England’s series victory against India is the latest example of home advantage being a side’s most powerful weapon. However, changes may need to be made in order to prevent the issue getting out of hand and, therefore, revive the unpredictability of Test cricket, writes Sean Wilson.
It was surprising yet inevitable. India, chasing 245 for victory to square the series 2-2 at The Ageas Bowl, were looking comfortable at 123-3 thanks to the middle-order duo of Virat Kohli and Ajinkya Rahane. However, they collapsed, losing 7-61 and the dream that was drawing close ended up crashing and burning.
Kohli’s men have offered plenty of promise in this series and England have been far from convincing.
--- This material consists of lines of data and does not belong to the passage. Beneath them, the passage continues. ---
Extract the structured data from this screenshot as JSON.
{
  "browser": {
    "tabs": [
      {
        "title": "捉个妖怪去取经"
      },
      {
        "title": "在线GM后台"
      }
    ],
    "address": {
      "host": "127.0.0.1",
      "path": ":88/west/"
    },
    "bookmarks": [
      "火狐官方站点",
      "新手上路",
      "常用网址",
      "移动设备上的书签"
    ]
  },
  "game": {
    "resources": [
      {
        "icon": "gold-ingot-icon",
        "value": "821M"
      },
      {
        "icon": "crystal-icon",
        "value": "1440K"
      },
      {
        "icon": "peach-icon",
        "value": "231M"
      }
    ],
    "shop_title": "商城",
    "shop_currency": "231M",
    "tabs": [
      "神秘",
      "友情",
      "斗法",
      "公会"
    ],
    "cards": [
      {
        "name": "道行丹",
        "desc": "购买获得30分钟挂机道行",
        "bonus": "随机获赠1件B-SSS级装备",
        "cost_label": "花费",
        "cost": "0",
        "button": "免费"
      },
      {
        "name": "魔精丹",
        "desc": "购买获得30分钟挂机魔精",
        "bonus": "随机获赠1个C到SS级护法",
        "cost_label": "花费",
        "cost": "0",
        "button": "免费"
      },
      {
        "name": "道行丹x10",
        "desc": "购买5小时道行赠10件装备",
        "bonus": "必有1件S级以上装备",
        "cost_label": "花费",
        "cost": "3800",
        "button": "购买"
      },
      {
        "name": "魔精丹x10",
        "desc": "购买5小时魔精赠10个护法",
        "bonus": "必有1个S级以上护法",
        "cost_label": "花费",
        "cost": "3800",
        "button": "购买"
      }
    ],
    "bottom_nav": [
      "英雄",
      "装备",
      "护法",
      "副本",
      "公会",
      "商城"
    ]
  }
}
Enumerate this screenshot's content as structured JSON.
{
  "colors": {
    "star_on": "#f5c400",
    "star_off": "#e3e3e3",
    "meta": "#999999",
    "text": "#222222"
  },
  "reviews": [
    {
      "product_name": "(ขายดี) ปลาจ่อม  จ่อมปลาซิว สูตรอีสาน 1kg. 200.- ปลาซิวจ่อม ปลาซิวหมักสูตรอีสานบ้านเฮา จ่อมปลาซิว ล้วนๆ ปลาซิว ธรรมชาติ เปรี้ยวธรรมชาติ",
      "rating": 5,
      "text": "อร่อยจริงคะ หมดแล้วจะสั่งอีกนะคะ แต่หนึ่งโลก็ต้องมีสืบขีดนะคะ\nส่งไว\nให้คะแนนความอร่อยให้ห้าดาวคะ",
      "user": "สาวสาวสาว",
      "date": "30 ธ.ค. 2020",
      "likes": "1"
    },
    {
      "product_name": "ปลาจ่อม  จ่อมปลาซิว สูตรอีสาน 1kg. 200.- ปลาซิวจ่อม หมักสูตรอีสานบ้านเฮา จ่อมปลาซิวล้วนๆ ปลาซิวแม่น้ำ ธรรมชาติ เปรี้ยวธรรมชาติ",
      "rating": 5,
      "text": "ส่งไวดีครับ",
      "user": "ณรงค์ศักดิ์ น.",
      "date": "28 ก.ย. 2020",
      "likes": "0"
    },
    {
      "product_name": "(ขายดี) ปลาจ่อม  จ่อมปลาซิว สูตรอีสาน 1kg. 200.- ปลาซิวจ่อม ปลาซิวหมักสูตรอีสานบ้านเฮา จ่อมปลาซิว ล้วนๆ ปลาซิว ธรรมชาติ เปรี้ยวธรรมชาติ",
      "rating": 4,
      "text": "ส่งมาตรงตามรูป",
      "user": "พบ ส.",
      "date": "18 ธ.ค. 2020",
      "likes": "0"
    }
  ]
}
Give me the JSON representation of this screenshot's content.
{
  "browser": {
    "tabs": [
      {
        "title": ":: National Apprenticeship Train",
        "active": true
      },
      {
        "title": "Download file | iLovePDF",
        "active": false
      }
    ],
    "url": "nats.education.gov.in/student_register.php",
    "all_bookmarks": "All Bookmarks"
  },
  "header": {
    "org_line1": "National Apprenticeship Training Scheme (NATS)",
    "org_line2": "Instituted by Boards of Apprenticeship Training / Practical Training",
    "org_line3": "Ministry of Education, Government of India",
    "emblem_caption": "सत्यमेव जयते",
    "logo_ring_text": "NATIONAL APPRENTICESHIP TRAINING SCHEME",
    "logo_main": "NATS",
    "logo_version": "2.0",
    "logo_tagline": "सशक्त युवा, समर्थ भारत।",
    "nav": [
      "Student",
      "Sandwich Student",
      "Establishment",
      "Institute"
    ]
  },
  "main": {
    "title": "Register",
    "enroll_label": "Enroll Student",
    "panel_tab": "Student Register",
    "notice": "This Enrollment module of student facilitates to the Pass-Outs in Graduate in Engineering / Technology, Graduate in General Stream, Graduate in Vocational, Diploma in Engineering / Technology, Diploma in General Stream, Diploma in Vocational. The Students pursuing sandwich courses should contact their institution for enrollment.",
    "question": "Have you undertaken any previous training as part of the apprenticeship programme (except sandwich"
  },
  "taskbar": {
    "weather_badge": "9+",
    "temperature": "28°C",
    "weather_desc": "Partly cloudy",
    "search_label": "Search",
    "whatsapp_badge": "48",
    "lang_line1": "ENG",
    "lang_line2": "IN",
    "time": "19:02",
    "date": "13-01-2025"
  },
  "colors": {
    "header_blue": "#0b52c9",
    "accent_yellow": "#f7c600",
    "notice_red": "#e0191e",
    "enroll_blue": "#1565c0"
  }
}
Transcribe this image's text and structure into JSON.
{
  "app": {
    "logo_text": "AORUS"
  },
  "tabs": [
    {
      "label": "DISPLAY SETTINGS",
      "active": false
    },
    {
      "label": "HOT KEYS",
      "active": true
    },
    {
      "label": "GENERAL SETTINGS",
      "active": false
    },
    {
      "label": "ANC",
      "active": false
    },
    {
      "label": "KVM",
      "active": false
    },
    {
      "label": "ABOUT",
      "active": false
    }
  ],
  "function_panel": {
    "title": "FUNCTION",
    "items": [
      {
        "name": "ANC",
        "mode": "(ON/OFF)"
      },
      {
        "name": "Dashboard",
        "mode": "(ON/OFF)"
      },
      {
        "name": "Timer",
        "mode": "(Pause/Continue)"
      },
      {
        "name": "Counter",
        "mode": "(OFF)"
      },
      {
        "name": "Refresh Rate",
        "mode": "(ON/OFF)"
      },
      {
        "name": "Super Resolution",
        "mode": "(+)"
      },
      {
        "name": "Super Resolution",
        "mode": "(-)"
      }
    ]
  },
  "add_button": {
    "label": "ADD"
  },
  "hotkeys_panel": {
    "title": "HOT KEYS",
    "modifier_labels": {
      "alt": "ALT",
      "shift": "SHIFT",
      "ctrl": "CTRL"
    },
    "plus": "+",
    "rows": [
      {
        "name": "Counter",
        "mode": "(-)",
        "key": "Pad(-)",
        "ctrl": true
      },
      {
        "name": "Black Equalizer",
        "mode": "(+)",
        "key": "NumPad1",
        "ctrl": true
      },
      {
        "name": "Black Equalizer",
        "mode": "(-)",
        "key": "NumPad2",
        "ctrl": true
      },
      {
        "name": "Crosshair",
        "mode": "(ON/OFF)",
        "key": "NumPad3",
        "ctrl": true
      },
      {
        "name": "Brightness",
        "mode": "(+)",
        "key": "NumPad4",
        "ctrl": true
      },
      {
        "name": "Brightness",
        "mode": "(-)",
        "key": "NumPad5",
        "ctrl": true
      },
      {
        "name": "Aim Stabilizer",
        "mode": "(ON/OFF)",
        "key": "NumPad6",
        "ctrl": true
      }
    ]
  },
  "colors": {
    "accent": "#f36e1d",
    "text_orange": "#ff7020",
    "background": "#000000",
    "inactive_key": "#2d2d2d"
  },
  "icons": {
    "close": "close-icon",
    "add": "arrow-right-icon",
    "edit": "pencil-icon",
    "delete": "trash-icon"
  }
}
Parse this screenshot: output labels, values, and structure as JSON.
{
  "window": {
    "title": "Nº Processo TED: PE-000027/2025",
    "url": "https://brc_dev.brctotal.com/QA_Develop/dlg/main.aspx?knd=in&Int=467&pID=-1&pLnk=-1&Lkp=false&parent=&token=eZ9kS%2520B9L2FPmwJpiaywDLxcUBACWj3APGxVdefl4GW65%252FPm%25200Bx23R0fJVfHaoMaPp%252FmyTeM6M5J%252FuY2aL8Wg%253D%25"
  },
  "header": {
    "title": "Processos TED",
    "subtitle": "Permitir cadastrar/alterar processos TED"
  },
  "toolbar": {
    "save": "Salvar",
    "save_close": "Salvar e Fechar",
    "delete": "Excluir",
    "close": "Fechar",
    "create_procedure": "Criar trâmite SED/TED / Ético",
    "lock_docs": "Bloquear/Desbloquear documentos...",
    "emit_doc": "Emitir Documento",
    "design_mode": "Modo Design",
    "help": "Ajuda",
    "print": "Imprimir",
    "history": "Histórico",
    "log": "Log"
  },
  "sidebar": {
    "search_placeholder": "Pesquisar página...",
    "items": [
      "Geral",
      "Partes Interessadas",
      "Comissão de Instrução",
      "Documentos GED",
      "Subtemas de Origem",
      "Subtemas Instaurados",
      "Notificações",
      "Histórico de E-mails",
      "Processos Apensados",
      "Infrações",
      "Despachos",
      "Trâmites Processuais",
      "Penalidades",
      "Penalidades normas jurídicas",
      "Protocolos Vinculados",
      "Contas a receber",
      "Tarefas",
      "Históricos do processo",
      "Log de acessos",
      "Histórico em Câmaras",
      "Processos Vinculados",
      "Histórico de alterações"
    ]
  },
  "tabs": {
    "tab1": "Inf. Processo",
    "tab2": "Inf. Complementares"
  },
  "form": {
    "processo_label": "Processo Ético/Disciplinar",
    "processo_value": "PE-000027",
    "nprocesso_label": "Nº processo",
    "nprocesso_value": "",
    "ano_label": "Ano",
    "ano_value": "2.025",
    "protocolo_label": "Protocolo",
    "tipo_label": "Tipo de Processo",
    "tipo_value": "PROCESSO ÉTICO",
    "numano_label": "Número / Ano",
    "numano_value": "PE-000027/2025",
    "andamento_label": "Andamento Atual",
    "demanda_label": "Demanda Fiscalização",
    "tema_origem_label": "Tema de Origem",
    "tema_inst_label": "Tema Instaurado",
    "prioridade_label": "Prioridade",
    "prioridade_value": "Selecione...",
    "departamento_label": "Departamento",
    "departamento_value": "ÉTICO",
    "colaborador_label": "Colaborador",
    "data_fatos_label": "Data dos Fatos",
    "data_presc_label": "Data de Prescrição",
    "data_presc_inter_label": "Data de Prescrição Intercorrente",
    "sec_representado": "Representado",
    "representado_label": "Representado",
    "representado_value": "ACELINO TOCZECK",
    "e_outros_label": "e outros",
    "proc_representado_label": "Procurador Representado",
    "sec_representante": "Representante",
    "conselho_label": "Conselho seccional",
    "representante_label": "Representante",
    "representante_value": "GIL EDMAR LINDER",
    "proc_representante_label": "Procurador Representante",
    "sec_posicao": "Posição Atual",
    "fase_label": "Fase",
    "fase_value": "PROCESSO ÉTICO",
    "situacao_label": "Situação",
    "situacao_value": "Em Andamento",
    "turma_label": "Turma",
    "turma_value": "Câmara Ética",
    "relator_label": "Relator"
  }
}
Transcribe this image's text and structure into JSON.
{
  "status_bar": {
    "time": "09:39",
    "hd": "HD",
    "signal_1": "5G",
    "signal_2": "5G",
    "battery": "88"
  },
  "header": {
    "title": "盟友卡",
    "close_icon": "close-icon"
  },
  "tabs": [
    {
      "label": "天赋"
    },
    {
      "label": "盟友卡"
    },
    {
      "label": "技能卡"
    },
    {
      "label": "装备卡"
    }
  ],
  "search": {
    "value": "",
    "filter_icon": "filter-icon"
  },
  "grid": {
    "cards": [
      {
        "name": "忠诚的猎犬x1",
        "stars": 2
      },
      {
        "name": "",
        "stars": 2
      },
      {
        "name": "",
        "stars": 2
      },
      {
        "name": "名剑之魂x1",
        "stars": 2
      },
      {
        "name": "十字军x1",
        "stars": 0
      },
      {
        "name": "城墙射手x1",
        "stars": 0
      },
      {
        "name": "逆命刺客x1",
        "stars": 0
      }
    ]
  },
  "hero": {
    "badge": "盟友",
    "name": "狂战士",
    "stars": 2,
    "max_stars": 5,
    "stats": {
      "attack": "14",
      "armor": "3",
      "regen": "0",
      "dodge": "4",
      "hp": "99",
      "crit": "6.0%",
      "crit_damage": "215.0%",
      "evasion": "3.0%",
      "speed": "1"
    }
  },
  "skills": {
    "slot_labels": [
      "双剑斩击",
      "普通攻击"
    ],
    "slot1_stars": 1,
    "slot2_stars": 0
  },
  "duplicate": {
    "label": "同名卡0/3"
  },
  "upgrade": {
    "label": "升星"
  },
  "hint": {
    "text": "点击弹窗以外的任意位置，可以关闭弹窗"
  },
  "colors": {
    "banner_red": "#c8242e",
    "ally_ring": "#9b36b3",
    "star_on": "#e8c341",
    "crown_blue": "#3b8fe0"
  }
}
Were it not for Sam Curran’s heroics at Edgbaston, the first Test would have been India’s and after being hammered at Lord’s, the away side came roaring back at Trent Bridge, before losing another close encounter in Southampton. They were nearly there and on several occasions looked the better side, yet still find themselves 3-1 down.
India may be the number one Test side in the world for now but they failed to conquer Test cricket’s ultimate challenge for an Asian side: win a series away outside the subcontinent. You need to go back to 2009 for the last time they won a Test series away from Asia and the West Indies – a 1-0 win in New Zealand.
England have similar issues. After enjoying successes in Australia and India, as well as a draw in South Africa during the ‘golden era’ of 2009-13, they have now won just one series away from home since that famous tour of India in 2012. And while both sides remain formidable at home – England haven’t lost a series on home soil since 2014 and India have won their last nine home series – their struggles abroad continue to hold back their development and success.
If anything, the latest example in this series typified how hard it is for any side, not just England and India, to be triumphant in conditions that are totally foreign to them. Home advantage has become the dominant force in Test cricket and, as a result, the longer format is losing its unpredictability.
Since the start of 2013, the home side has won 54 (57%) of 94 Test series played, with just 23 (24%) series going in favour of the away side and 17 being drawn (18%). In addition, the same period has seen 142 home wins (57%) of the 248 Tests played, with there being just 60 away victories (24%) and 46 draws (19%).
Such statistics also emphasise that the ICC Rankings do not tell everything about the quality of a side. India, who are top by 19 ratings have reached top spot through irresistible home form but have lost their last series away against their challengers, South Africa (2-1), Australia (3-0), New Zealand (1-0) and England (3-1 currently). The underlining point being that their strengths are being nullified away from home.
You would be forgiven for being worried about the already fragile nature of Test cricket should such a trend continue. Are sides falling into a comfort zone? India, to their credit, are making strides to make them more competitive away from home.
“It’s a conscious effort from this side to be the best travelling team in the world, not just at home,” India head coach Ravi Shastri told Sky Sports this summer.
“We know we will thrash teams at home and there’s no chance for teams when they come to India if we prepare tracks that suit us. But we want to go outside and win and I think that this side can be the best travelling side in the world.”
The ambition is clearly there and India have started to match it with action, preparing greener wickets in domestic cricket to offer more encouragement for seamers, especially on days one and two. They also encourage players to spend time in county cricket, with current Test players Cheteshwar Pujara, Ishant Sharma and Ravi Ashwin playing first-class cricket in England over the past three years in order to have more familiarity with conditions.
The ICC have also made attempts to reduce significant home advantage. Next year, following the conclusion of the World Cup, will see the introduction of the Test Championship for the first time. Run over a two-year period, the championship will feature nine of the 12 current Test playing nations playing against each other in a league table, with the top two playing in the final at Lord’s at the end of the cycle. What the championship aims to do is find the true number one side in the world, with away form proving just as important as home success. In addition, it should make Test cricket more meaningful.
Then we have the issue of Test match pitches. In 2016, the ICC Cricket Committee, headed by former India Test captain Anil Kumble, expressed their dissatisfaction over the quality of Test pitches “and in particular the common practice of home countries overtly preparing surfaces to suit their own teams”. It was made clear that there would be discussions held in the future over how to prevent home teams from preparing pitches that would significantly benefit their chances in Test matches.
But at the moment, Test matches are too predictable. Home advantage has gone too far and changes are needed. The future of Test cricket depends on it.